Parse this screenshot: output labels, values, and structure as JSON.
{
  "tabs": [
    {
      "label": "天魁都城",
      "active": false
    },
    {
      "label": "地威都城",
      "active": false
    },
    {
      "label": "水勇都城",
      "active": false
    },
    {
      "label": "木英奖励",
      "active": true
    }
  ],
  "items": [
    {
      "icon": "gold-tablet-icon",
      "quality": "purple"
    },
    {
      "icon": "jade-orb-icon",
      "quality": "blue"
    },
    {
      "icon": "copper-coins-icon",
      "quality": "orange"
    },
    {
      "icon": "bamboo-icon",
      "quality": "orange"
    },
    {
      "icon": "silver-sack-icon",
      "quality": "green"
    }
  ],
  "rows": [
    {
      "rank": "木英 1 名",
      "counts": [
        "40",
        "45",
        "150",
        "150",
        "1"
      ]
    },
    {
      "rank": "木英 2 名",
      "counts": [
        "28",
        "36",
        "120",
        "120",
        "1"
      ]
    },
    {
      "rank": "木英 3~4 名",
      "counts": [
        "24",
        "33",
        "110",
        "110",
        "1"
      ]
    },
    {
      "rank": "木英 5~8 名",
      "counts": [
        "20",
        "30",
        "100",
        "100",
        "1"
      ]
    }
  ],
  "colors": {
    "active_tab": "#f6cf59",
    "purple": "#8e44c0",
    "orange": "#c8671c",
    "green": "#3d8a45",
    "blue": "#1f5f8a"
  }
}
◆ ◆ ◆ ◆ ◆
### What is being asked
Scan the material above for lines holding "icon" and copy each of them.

### Output
      "icon": "gold-tablet-icon",
      "icon": "jade-orb-icon",
      "icon": "copper-coins-icon",
      "icon": "bamboo-icon",
      "icon": "silver-sack-icon",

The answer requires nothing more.